WHAT IS REQUIRED: Copy each line that contains the string "Fatture", taking them from the material.

RECORDS SHOWN:

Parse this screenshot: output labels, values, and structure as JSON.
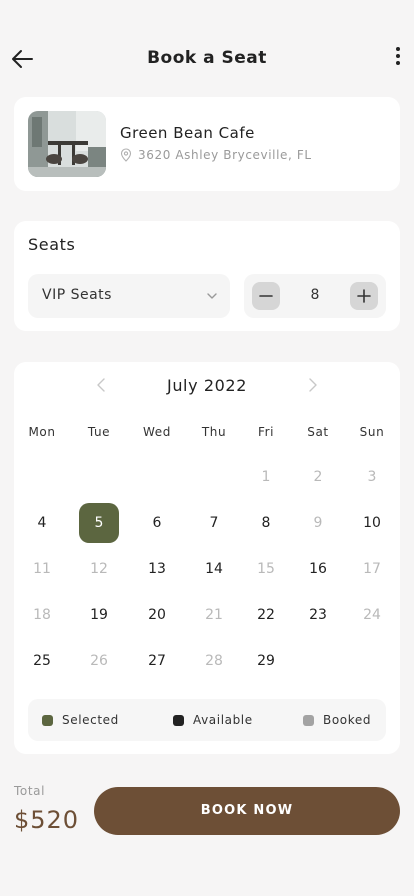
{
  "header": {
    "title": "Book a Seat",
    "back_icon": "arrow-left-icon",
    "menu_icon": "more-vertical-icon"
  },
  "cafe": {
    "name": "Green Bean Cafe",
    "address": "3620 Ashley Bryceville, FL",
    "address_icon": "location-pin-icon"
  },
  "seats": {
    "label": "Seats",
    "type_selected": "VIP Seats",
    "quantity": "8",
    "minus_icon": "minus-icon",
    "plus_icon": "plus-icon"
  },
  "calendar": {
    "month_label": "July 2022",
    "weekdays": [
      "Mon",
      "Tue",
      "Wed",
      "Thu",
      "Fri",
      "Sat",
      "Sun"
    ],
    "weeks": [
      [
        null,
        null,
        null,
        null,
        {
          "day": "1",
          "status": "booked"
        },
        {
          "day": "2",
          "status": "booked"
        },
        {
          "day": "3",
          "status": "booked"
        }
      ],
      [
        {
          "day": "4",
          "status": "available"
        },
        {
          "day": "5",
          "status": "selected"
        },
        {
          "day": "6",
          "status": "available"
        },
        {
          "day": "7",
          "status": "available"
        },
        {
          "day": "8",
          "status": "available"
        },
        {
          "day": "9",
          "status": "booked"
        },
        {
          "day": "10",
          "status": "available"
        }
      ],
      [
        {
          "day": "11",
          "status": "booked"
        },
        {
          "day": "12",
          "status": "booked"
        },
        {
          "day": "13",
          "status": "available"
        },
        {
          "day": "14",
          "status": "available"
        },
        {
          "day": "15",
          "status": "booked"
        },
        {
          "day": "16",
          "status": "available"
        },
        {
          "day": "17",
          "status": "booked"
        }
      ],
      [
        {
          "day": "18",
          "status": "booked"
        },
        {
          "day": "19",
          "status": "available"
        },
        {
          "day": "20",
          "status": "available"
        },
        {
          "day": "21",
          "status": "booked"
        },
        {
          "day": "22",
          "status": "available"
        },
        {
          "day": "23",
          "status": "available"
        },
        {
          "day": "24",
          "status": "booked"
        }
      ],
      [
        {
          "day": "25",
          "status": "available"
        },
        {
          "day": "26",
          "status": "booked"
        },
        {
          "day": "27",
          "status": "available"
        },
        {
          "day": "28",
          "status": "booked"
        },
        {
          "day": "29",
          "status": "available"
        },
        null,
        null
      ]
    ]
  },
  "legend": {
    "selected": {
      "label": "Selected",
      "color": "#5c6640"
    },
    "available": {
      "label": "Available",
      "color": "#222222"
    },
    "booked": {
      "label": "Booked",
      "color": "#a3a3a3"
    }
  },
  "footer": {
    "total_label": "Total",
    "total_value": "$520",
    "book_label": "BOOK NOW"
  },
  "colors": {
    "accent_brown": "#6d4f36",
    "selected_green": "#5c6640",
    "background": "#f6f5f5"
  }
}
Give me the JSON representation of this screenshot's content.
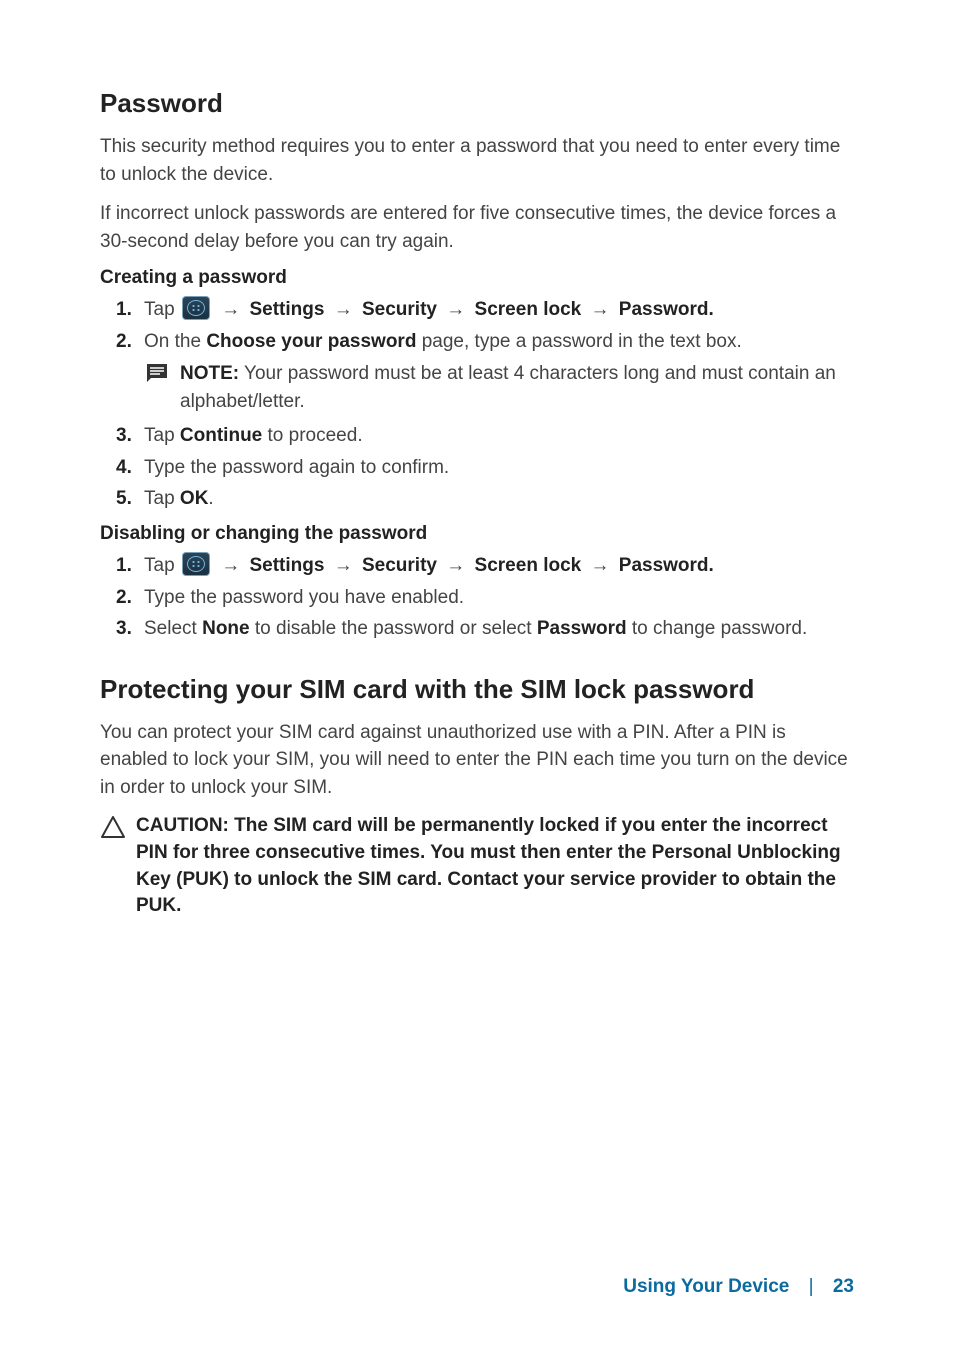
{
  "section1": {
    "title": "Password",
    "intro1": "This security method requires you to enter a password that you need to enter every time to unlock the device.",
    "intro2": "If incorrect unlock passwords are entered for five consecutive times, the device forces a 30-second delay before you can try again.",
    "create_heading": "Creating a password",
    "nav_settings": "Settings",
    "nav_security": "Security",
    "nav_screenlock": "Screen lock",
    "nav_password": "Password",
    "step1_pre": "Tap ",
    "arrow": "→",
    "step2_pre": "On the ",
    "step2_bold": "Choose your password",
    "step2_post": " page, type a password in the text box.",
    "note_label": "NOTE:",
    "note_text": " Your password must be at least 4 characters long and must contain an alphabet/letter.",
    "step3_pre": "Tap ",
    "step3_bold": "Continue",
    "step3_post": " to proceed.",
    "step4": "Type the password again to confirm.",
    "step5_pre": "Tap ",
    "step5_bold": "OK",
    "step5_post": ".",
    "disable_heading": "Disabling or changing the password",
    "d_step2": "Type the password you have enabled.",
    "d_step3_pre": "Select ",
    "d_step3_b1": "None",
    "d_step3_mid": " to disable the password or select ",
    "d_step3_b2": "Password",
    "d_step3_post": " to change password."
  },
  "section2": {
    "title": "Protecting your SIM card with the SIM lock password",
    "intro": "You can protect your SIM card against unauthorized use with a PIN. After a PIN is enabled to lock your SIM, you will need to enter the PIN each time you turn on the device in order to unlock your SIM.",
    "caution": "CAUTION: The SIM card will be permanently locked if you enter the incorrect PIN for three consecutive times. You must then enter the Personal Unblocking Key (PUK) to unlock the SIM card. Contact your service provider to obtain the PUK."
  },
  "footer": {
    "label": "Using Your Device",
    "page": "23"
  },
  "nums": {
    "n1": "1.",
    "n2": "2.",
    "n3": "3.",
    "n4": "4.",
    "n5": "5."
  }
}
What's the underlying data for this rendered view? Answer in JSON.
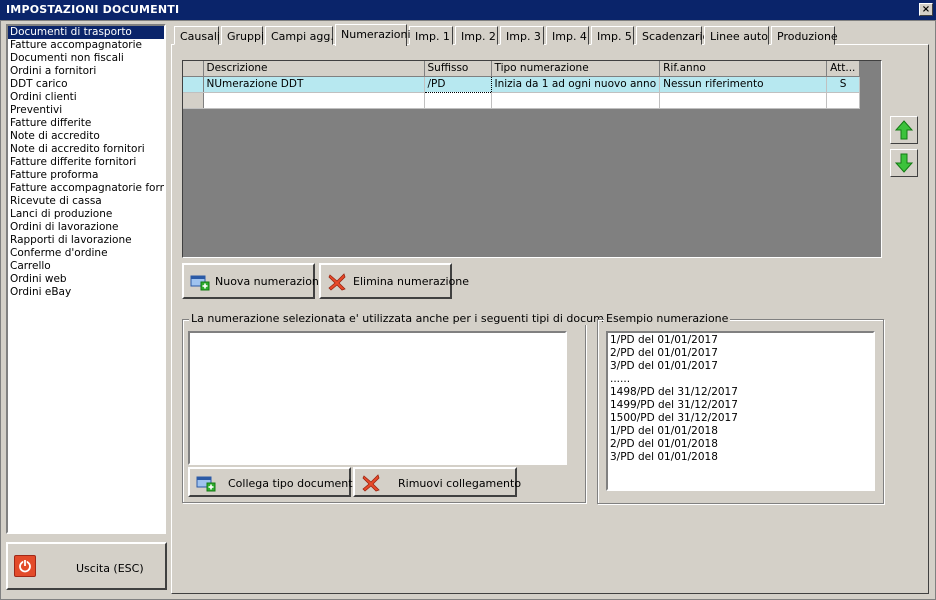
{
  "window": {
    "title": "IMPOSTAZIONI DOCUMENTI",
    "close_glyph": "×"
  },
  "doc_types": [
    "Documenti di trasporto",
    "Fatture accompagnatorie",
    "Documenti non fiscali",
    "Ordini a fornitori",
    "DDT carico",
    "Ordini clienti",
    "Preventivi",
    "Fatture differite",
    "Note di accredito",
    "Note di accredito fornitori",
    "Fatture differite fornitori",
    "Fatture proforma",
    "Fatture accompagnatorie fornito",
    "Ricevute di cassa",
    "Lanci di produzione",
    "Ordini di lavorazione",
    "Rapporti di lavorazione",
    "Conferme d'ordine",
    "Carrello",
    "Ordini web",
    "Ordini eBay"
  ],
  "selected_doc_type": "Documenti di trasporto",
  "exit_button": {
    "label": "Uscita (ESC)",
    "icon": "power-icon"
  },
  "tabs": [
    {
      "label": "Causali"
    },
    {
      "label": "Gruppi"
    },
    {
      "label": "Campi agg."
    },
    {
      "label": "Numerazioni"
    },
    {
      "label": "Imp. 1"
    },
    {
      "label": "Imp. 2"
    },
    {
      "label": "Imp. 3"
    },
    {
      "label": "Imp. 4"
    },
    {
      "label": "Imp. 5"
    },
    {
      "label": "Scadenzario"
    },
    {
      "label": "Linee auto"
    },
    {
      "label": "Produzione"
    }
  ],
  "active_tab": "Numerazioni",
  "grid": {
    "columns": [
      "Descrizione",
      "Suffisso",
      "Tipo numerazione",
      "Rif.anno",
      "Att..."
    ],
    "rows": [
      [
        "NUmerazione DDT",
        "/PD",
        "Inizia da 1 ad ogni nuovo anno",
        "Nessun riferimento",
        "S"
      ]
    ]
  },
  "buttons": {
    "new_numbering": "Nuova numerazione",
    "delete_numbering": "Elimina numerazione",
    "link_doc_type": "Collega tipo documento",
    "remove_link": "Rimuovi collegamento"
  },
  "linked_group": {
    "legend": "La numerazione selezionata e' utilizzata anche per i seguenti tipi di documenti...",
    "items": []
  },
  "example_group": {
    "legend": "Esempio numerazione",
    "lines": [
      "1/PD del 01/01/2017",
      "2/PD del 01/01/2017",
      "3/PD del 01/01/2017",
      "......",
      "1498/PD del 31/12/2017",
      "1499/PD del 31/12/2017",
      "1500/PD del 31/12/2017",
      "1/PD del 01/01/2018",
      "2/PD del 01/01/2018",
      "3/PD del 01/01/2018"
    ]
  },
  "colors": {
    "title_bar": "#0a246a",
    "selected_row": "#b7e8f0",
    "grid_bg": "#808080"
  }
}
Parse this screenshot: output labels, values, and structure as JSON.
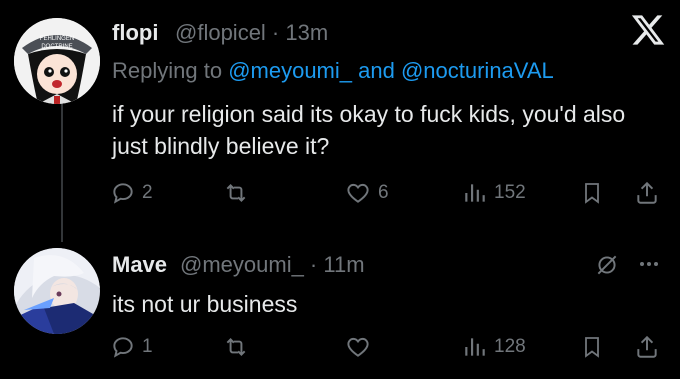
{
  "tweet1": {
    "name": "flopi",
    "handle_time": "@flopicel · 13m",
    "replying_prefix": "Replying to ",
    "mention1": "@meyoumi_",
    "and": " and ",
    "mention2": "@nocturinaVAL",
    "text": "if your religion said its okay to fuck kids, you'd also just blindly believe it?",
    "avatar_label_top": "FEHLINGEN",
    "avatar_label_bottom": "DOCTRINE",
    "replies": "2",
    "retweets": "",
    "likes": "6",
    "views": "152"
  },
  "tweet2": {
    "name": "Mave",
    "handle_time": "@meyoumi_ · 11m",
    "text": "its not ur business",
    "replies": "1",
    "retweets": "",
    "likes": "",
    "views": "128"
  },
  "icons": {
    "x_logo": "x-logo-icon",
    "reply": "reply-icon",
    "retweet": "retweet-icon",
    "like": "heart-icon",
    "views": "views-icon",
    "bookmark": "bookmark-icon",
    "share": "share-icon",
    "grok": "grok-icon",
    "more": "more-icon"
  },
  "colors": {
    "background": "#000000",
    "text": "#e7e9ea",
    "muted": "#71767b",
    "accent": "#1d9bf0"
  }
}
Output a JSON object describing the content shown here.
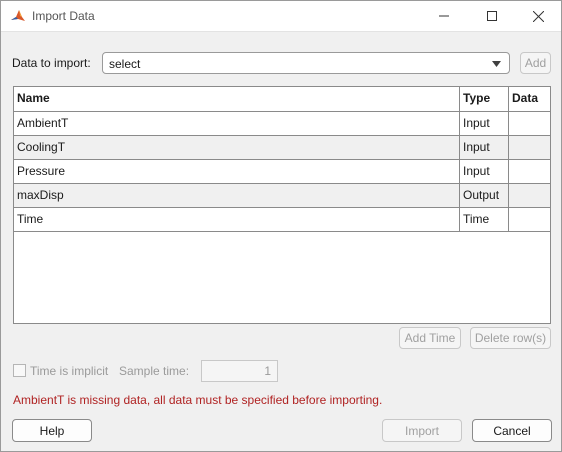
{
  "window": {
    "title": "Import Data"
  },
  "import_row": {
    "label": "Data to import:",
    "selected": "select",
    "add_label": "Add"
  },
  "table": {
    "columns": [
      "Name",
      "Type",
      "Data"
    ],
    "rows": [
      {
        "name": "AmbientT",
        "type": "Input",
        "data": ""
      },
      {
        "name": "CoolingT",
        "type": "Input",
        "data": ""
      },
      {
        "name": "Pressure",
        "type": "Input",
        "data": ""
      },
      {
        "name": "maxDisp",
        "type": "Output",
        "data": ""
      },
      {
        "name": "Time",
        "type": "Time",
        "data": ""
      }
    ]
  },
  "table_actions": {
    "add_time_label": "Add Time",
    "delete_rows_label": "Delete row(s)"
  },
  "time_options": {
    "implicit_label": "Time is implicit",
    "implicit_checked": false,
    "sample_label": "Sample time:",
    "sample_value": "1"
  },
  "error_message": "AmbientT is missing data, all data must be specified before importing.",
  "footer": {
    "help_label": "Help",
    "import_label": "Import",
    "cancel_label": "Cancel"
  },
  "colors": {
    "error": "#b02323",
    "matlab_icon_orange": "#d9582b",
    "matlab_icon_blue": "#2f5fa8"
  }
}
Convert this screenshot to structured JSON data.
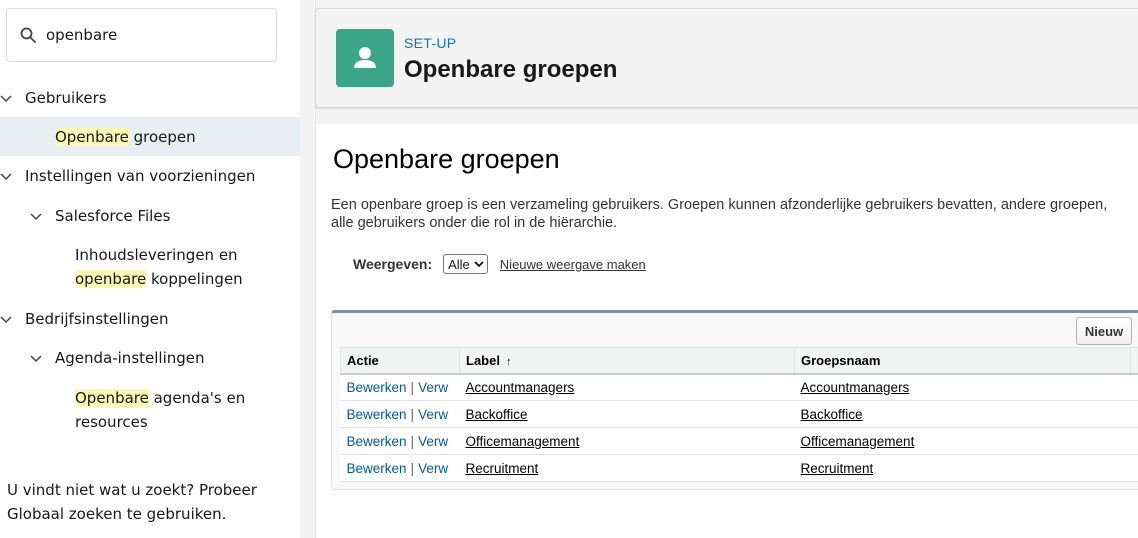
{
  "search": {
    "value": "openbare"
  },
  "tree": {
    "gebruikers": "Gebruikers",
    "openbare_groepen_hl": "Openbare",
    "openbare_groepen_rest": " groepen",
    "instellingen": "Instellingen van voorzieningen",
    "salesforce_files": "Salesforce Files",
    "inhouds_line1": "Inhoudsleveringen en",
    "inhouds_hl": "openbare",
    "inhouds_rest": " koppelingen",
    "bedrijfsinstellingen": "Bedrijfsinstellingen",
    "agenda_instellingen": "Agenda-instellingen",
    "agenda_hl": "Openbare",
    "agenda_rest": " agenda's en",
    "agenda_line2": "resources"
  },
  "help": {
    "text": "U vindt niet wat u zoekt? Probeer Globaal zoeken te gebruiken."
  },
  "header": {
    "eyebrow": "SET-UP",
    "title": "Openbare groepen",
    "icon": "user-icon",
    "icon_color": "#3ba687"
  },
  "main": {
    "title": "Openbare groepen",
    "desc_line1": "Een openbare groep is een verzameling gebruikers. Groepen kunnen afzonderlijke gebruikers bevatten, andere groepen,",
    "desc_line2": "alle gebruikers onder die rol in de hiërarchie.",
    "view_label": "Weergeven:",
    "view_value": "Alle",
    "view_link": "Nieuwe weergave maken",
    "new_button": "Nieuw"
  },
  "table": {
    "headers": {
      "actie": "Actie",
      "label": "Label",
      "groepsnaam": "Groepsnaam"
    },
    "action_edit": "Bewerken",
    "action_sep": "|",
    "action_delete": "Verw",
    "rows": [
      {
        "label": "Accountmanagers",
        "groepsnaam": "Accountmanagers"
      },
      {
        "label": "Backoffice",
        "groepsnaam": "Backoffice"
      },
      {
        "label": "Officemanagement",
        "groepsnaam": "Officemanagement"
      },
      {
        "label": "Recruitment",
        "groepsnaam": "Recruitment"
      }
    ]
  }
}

OUTPUT BELOW:
    "Fatture accompagnatorie",
    "Fatture differite",
    "Fatture differite fornitori",
    "Fatture proforma",
    "Fatture accompagnatorie fornito",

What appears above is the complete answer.